SAN DIEGO, Calif. – The Coast Guard is struggling to get ship repair yards to bid on its work as the Navy is leaning on more of these same companies to help dig out of its own ship maintenance backlog – and with the Navy contracts being larger and more lucrative, the Coast Guard is realizing it must “change the way we do business,” its engineering official said.
Rear Adm. Nathan Moore, assistant commandant for engineering and logistics, said earlier this month that the Coast Guard has just one organic shipyard in Baltimore, Md. – which only meets part of the needs of the East Coast fleet and none of the needs elsewhere in the country. With the Coast Guard almost totally dependent on industry for its ship repair work, it is strongly feeling the impact of the Navy’s move to bring in a wider swath of industry to contribute to its own ship maintenance workload.
“As the Navy has pushed out into the commercial shipyard industry now in the last couple years, they really have sort of blocked out the sun in terms of our availability of using those commercial yards that we relied on,” Moore said at the WEST 2020 conference, cohosted by the U.S. Naval Institute and AFCEA.
“So if you run a ship repair business and the Navy wants to roll into dry dock and do a $40 million dry dock (availability) for an LHA, and we say, hey, how about our Coast Guard ship for $2 million? We just don’t see really any responses – almost no responses today to a lot of our dry dock and dock-side repair packages, which means we pay for the ones that do respond. So I think we need more coordination on that.”
He said the lack of competition is driving up the costs of the contracts they can award, and is leaving others without any interested bidders at all.
Moore said the Coast Guard has been working with the Navy and industry to squeeze in Coast Guard ships as “filler work between Navy projects” with some success, but he’s hoping to see a more coordinated effort.

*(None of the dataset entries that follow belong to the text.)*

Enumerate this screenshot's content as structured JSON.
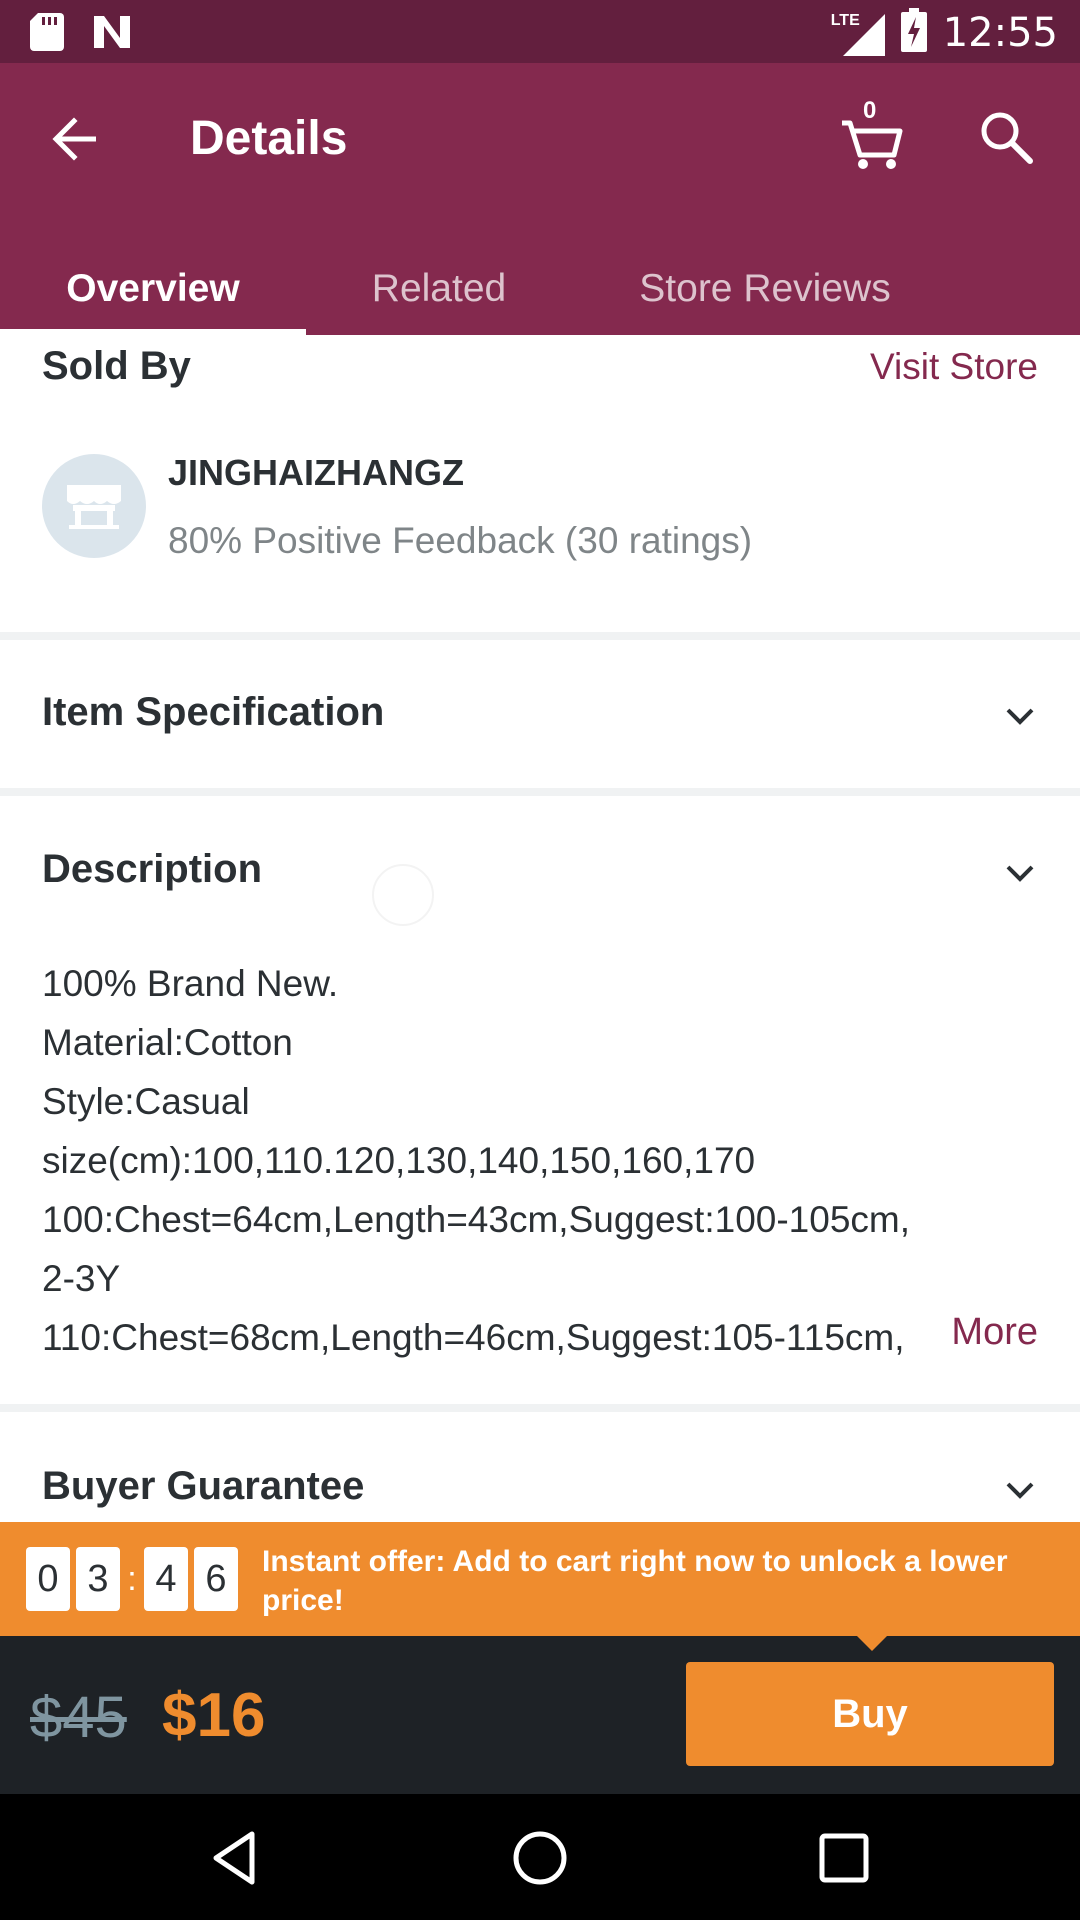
{
  "status_bar": {
    "network": "LTE",
    "time": "12:55",
    "icons": [
      "sd-card-icon",
      "n-notification-icon",
      "signal-icon",
      "battery-charging-icon"
    ]
  },
  "header": {
    "title": "Details",
    "cart_count": "0",
    "icons": [
      "back-arrow-icon",
      "cart-icon",
      "search-icon"
    ]
  },
  "tabs": [
    {
      "label": "Overview",
      "active": true
    },
    {
      "label": "Related",
      "active": false
    },
    {
      "label": "Store Reviews",
      "active": false
    }
  ],
  "sold_by": {
    "title": "Sold By",
    "visit_store": "Visit Store",
    "store_name": "JINGHAIZHANGZ",
    "feedback": "80% Positive Feedback (30 ratings)"
  },
  "sections": {
    "item_specification": "Item Specification",
    "description": "Description",
    "buyer_guarantee": "Buyer Guarantee"
  },
  "description_lines": [
    "100% Brand New.",
    "Material:Cotton",
    "Style:Casual",
    "size(cm):100,110.120,130,140,150,160,170",
    "100:Chest=64cm,Length=43cm,Suggest:100-105cm,",
    "2-3Y",
    "110:Chest=68cm,Length=46cm,Suggest:105-115cm,"
  ],
  "more_label": "More",
  "offer": {
    "timer_digits": [
      "0",
      "3",
      "4",
      "6"
    ],
    "separator": ":",
    "text": "Instant offer: Add to cart right now to unlock a lower price!"
  },
  "purchase": {
    "old_price": "$45",
    "new_price": "$16",
    "buy_label": "Buy"
  },
  "colors": {
    "primary": "#84294e",
    "status_bar": "#631f3e",
    "accent": "#ef8c2e",
    "bottom_bar": "#1e2226"
  }
}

During the same panel discussion, Naval Sea Systems Command (NAVSEA) Commander Vice Adm. Tom Moore said that coordination could help the Navy too – which has been struggling with its industrial base to achieve on-time and on-budget maintenance availabilities. Part of this has to do with capacity: the yards do not have enough dry docks, and there’s little incentive for them to invest in new infrastructure when they’re not guaranteed a steady flow of funds due to things like continuing resolutions or budget-trimming efforts that often disproportionately affect readiness funds. They’ve also struggled with contracts being awarded too close to the start of a maintenance availability, meaning they can’t plan their workforce and material needs in advance, as well as with work packages changing once an availability has already started. The Navy has made a concerted effort in recent years to do more to make ship repair more stable, leading to better on-time delivery rates, but industry capacity still hasn’t grown much.
“I think we ought to sit down and talk about that, because stable predictable work in the ports is what gets us the performance level that we want, it gets industry to grow capacity,” Navy Vice Adm. Moore said during the panel conversation about teaming with the Coast Guard.

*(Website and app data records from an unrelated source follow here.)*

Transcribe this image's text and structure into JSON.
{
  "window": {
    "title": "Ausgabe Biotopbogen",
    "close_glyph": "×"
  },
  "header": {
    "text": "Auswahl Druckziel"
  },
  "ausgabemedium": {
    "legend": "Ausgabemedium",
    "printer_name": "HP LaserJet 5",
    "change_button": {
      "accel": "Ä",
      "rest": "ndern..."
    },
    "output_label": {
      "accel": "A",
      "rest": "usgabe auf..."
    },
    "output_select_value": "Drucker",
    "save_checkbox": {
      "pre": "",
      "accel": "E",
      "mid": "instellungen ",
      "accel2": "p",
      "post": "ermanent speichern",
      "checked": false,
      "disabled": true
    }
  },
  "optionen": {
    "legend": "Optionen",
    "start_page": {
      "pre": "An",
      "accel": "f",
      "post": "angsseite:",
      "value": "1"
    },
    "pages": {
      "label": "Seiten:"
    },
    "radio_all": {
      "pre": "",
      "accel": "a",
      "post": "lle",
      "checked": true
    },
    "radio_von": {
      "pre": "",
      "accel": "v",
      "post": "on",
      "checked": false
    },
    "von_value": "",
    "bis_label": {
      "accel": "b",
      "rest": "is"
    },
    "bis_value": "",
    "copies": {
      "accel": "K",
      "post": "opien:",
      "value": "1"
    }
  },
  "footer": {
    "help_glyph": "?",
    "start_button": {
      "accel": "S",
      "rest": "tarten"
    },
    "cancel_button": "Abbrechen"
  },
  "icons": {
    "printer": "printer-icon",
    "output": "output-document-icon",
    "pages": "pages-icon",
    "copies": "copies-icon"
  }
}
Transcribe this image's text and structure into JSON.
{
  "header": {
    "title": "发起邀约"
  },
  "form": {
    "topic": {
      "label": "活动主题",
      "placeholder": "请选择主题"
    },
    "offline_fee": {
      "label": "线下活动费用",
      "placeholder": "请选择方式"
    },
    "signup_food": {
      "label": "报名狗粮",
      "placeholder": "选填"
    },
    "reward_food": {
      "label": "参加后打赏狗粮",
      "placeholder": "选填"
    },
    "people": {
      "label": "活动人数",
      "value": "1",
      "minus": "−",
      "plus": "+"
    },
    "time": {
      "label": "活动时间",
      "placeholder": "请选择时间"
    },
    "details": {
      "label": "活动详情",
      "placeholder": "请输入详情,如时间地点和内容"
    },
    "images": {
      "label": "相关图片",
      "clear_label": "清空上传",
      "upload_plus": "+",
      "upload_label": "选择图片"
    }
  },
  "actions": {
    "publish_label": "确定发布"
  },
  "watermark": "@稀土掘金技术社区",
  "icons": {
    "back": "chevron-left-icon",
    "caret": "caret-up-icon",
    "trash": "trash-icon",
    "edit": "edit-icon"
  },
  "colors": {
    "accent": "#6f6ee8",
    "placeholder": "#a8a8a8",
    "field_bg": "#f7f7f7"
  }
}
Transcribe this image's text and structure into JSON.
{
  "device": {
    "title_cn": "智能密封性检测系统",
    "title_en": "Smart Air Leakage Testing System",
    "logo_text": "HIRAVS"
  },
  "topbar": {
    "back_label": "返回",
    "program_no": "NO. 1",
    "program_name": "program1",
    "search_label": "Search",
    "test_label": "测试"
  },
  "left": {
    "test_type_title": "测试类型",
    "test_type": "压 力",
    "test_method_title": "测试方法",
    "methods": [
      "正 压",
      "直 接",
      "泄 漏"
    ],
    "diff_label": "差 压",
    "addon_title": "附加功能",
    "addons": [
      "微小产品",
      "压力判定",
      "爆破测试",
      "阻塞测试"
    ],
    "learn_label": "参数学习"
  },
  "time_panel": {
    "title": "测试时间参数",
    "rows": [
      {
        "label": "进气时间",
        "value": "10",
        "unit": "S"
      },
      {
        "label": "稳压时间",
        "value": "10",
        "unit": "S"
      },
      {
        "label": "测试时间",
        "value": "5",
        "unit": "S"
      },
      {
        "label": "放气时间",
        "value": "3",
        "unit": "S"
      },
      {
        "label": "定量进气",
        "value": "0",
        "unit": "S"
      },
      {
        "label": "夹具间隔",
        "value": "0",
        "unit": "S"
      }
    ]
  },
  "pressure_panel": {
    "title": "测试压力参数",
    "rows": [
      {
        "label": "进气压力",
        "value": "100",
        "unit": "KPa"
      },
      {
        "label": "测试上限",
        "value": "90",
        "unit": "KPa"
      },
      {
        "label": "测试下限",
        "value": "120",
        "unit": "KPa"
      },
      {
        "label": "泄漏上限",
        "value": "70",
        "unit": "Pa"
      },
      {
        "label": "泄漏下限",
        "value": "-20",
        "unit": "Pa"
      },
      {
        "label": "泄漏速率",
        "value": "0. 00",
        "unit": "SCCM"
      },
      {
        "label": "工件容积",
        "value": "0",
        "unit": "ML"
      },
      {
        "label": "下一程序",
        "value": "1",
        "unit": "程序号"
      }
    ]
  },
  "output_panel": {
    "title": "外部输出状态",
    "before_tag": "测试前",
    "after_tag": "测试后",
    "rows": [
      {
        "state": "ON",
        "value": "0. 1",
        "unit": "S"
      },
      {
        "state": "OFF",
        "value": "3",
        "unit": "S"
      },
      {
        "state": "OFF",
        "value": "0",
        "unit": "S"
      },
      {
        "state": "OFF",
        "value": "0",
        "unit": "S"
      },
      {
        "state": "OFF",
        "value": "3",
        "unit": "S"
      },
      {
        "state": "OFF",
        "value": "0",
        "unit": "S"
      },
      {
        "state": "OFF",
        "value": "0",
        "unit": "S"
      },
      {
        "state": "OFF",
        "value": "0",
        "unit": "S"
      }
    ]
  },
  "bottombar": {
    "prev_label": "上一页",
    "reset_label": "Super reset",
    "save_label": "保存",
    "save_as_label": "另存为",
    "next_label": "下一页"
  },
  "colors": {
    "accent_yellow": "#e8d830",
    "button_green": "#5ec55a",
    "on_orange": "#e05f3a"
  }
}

“So if there’s an opportunity for us to marry our maintenance programs up, I’m all ears, let’s have that conversation.”
One of the yards that the Navy has been most excited about is Vigor Shipyard, with a large shipyard in Portland, Ore., and a growing footprint in the Pacific Northwest, Alaska, and most recently in San Diego. The Navy previously used Vigor for work on support ships like submarine tenders or for emergent work that couldn’t be squeezed in elsewhere – but now the Pacific Fleet is relying on Vigor for a significant amount of maintenance work on its Littoral Combat Ship fleet, for example.
Coast Guard Rear Adm. Moore told USNI News after the panel presentation that “we work with Vigor all the time up in Seattle, they’ve been dry docking our icebreakers for years. As Vigor has acquired other smaller yards, we’ve worked with them in places like Alaska. The ship repair industry is a tough one because it’s something that we rely on solely because we don’t have another option. So whenever there’s any fluctuations in that industry, we feel it.”
Rear Adm. Moore said the Coast Guard did have operational requirements driving its planned maintenance schedules, but he acknowledged that strictly adhering to those planned ideal schedules wasn’t working well for them. Going forward, the service will have to balance its operational needs with its need to find gaps in industry capacity to get ship maintenance done at a reasonable cost.
“The operational commanders, we have schedules designed for coverage for law enforcement, for search and rescue, for humanitarian response, that kind of thing, so any delay in a ship repair availability is really important to us too,” he told USNI News.
“The old way that we’ve done it of being very restrictive on dates in and out of the shipyards is not working well for us in terms of not getting competition. So I think to get competition, we have to sort of change the way we do business.”